Back when I first met Samir, I was a fine arts student. I had rows of unfinished paintings in my flat, which were usually an indicator of Samir’s visits.
He liked to sit on the bed and stare at the paintings till something struck him, and then he would grab the nearest charcoal pencil and scribble all over the paintings. Then he would skulk away to some bar to observe human interaction, and I’d come home to twenty works of art.
And it worked of the paintings too. Samir’s scribbles lent an urgency to some of the paintings that my teachers seemed to appreciate. Our first collaborative exhibition (during which Samir sat in a corner talking to a plastic plant) got us a decent amount of money.
Usually, anyone in Samir’s position would be part of his way towards a breakdown, but Samir’s memory never let him get too stressed about these things.
One day, I arrived to find a canvas taped to the wall with a code on it. There were indecipherable scribbles in tiny type all around the code.
Samir was sitting naked on the bed. “I refuse to be a slave,” he said. He walked up to me. He looked ragged, but determined.
“These are detailed instructions for me so I don’t give up this time. I need five days, and my problems will be over. Well, under control. I am making sure I know how important this is. I’m making sure I can remember things again.”
“What is this supposed to be?”
“This is mere language. But I’m making a machine. To help me remember.”
“What are you gonna call it?”

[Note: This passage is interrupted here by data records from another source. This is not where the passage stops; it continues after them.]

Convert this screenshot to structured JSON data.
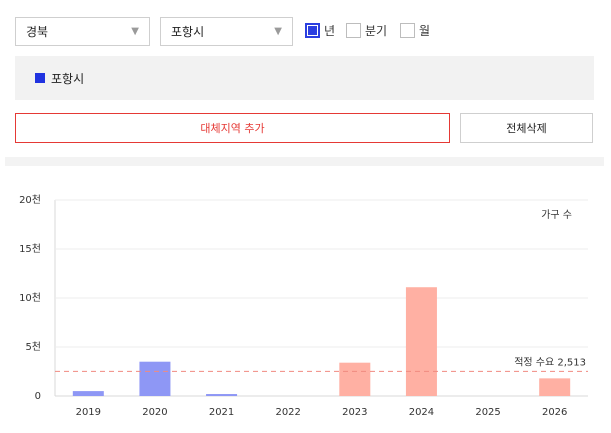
{
  "filters": {
    "region": "경북",
    "city": "포항시",
    "periods": [
      {
        "label": "년",
        "checked": true
      },
      {
        "label": "분기",
        "checked": false
      },
      {
        "label": "월",
        "checked": false
      }
    ]
  },
  "selected_area": {
    "label": "포항시",
    "color": "#2033e0"
  },
  "actions": {
    "add_label": "대체지역 추가",
    "clear_label": "전체삭제"
  },
  "chart_data": {
    "type": "bar",
    "categories": [
      "2019",
      "2020",
      "2021",
      "2022",
      "2023",
      "2024",
      "2025",
      "2026"
    ],
    "series": [
      {
        "name": "가구 수",
        "values": [
          500,
          3500,
          200,
          0,
          3400,
          11100,
          0,
          1800
        ]
      }
    ],
    "bar_colors": [
      "#8e97f5",
      "#8e97f5",
      "#8e97f5",
      "#8e97f5",
      "#ffb0a3",
      "#ffb0a3",
      "#ffb0a3",
      "#ffb0a3"
    ],
    "ylim": [
      0,
      20000
    ],
    "yticks": [
      {
        "value": 0,
        "label": "0"
      },
      {
        "value": 5000,
        "label": "5천"
      },
      {
        "value": 10000,
        "label": "10천"
      },
      {
        "value": 15000,
        "label": "15천"
      },
      {
        "value": 20000,
        "label": "20천"
      }
    ],
    "series_label": "가구 수",
    "reference_line": {
      "value": 2513,
      "label": "적정 수요 2,513",
      "color": "#f08a80"
    },
    "grid": true
  }
}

He paused. Then smiled. “I forgot. But let’s just pretend I haven’t decided yet.”
And he took me by the belt and dragged me to bed.